Microgravity—the reduction in gravity that leads to the weightlessness of people and objects floating in space—could speed up the process of and alter the biochemistry in the crystallization of kidney stone formation, according to the study.

Microgravity is also documented to cause bone demineralization, the study said.

Electrolyte and fluid levels during space flight could be impacted by changes in blood pressure and potassium levels, the study said, resulting in kidney stones.

But microgravity isn’t the only culprit: there’s also space radiation, the study said.

According to the study, space radiation emerges from three galactic phenomena: the coronal mass ejection, solar wind, and GCR.

Space radiation can also cause cancer, which it said is a concern among scientists involved in planning the 1 billion miles-plus roundtrip to Mars.

Human Exploration of Mars

NASA is shooting for human exploration on Mars because it believes “it is one of the only other places we know where life may have existed in the solar system.”

“What we learn about the Red Planet will tell us more about our Earth’s past and future, and may help answer whether life exists beyond our home planet,” NASA stated on its website. “Like the Moon, Mars is a rich destination for scientific discovery and a driver of technologies that will enable humans to travel and explore far from Earth.”

NASA said it aims to have astronauts on the Red Planet by the 2030s and is currently engineering advanced propulsion systems that would make the journey to Mars and back in two years.

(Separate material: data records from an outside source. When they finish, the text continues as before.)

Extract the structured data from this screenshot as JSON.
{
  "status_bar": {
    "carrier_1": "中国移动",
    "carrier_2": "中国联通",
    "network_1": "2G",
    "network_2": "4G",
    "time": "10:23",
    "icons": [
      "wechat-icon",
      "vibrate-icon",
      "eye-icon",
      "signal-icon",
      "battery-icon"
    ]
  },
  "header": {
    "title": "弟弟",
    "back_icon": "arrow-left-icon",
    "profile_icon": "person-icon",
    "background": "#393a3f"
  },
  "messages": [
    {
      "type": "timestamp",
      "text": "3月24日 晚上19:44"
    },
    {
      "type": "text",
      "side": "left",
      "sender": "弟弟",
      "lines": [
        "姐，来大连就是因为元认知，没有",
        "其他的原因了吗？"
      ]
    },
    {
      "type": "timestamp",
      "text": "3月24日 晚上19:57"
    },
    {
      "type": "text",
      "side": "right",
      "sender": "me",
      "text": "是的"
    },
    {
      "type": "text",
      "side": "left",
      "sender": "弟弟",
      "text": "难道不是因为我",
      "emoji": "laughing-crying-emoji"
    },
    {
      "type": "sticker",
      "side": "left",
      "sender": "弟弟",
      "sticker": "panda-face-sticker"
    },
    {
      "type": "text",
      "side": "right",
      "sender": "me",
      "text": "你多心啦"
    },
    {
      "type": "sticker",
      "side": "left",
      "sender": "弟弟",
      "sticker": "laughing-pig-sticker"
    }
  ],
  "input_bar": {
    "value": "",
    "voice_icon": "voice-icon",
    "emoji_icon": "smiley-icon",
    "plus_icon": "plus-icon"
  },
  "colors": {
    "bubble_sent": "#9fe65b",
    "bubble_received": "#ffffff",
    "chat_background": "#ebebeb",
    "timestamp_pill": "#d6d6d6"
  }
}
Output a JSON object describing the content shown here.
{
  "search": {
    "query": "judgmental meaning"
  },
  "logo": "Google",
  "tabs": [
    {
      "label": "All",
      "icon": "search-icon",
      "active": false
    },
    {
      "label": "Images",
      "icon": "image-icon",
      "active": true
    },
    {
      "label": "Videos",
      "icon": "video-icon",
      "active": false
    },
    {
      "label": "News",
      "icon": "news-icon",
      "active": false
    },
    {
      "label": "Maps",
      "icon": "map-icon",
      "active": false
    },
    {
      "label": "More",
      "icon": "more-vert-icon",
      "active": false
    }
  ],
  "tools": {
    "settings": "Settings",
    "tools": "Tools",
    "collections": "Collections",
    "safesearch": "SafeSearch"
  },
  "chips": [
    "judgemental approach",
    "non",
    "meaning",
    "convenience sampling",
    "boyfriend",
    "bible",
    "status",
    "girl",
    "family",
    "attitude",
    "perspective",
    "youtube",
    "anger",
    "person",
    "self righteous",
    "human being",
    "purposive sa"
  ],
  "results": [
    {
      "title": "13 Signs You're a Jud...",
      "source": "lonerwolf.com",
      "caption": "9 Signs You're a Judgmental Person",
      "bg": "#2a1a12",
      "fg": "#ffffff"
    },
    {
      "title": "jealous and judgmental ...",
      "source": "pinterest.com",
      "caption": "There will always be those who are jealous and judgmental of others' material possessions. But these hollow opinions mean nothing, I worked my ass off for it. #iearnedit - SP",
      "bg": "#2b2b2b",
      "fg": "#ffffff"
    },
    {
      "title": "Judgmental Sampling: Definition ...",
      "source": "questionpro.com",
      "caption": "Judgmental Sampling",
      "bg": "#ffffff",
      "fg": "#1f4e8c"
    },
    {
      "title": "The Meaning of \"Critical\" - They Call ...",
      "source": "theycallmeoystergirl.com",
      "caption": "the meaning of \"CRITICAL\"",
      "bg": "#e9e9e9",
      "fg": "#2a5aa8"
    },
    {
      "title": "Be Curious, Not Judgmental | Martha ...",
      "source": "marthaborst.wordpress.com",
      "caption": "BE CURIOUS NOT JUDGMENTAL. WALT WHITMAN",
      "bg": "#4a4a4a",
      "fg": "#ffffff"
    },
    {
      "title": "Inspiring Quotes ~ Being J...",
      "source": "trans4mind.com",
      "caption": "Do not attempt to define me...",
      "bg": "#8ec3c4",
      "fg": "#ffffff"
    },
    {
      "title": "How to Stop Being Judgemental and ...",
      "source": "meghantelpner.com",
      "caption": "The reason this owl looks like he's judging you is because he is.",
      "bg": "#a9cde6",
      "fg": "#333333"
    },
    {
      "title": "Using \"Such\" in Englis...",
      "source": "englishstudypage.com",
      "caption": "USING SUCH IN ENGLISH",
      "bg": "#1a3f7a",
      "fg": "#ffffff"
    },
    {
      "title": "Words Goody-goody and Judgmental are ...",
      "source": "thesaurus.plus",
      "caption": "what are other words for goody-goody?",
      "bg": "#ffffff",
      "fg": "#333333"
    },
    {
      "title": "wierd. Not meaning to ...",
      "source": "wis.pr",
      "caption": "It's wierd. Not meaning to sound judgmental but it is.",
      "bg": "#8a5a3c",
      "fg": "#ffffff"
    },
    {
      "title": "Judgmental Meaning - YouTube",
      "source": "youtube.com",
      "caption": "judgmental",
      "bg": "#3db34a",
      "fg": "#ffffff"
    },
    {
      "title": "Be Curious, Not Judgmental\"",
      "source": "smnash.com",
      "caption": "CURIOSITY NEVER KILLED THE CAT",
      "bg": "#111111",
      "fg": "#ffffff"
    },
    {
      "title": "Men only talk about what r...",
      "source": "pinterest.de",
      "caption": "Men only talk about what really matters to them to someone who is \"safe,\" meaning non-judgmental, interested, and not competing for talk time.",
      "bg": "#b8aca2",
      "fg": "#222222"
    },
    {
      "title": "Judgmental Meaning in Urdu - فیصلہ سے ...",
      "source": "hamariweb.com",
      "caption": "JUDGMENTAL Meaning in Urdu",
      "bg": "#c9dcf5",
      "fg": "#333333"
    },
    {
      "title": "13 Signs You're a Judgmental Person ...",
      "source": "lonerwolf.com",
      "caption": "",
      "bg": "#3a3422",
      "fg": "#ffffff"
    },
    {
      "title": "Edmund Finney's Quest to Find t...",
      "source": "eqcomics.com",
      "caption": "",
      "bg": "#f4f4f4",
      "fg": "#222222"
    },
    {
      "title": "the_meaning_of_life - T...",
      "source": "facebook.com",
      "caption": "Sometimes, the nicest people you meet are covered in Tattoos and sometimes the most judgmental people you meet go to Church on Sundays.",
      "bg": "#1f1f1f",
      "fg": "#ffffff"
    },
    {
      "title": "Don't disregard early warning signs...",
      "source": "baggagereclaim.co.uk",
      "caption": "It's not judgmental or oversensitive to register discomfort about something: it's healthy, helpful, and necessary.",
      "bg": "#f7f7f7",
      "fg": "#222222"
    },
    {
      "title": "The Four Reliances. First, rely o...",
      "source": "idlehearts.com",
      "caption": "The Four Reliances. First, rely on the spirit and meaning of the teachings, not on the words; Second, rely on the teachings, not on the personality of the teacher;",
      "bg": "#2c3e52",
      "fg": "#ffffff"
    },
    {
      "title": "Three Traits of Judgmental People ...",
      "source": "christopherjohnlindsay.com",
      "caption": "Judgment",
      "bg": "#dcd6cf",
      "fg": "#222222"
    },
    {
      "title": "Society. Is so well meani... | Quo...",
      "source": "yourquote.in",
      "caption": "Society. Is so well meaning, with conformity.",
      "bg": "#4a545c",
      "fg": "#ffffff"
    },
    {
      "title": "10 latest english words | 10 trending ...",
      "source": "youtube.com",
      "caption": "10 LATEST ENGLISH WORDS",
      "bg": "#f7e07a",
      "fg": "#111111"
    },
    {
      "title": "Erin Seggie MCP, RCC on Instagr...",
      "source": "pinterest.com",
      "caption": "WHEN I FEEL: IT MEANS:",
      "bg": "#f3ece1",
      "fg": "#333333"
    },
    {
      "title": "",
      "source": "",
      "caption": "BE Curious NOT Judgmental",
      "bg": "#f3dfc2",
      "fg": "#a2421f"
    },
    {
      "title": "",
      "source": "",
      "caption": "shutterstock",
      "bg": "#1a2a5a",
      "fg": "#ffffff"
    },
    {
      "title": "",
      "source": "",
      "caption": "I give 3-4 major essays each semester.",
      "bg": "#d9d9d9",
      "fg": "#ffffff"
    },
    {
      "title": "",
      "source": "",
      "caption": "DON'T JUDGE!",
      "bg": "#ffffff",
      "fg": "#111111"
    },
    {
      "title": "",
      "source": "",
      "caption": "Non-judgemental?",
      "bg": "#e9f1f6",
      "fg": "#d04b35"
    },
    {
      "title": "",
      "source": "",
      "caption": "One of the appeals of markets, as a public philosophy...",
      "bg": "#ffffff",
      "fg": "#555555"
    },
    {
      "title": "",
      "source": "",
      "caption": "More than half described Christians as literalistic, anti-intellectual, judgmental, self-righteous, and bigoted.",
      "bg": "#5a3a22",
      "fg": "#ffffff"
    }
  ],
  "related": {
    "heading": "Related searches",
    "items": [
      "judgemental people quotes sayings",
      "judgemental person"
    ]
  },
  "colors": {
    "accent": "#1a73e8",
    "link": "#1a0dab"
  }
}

“NASA is advancing multiple options, including nuclear electric and nuclear thermal propulsion,” the space agency said. “Both use nuclear fission but are very different from each other. A nuclear electric rocket is more efficient, but it doesn’t generate a lot of thrust. Nuclear thermal propulsion, on the other hand, provides much more ‘oomph.’”

In addition, NASA is creating inflatable landing gear that would allow for the launching of a heavier spacecraft that will be required to enter the atmosphere.

“NASA is working on an inflatable heat shield that allows the large surface area to take up less space in a rocket than a rigid one,” the agency said. “The technology could land spacecraft on any planet with an atmosphere. It would expand and inflate before it enters the Martian atmosphere to land cargo and astronauts safely.”

NASA said it’s also engineering more flexible and adaptable suits and mobile labs to traverse the planet conducting experiments.

The Epoch Times reached out to the study’s senior author and NASA for comment and asked what research is done on the harmful effects of space travel on humans.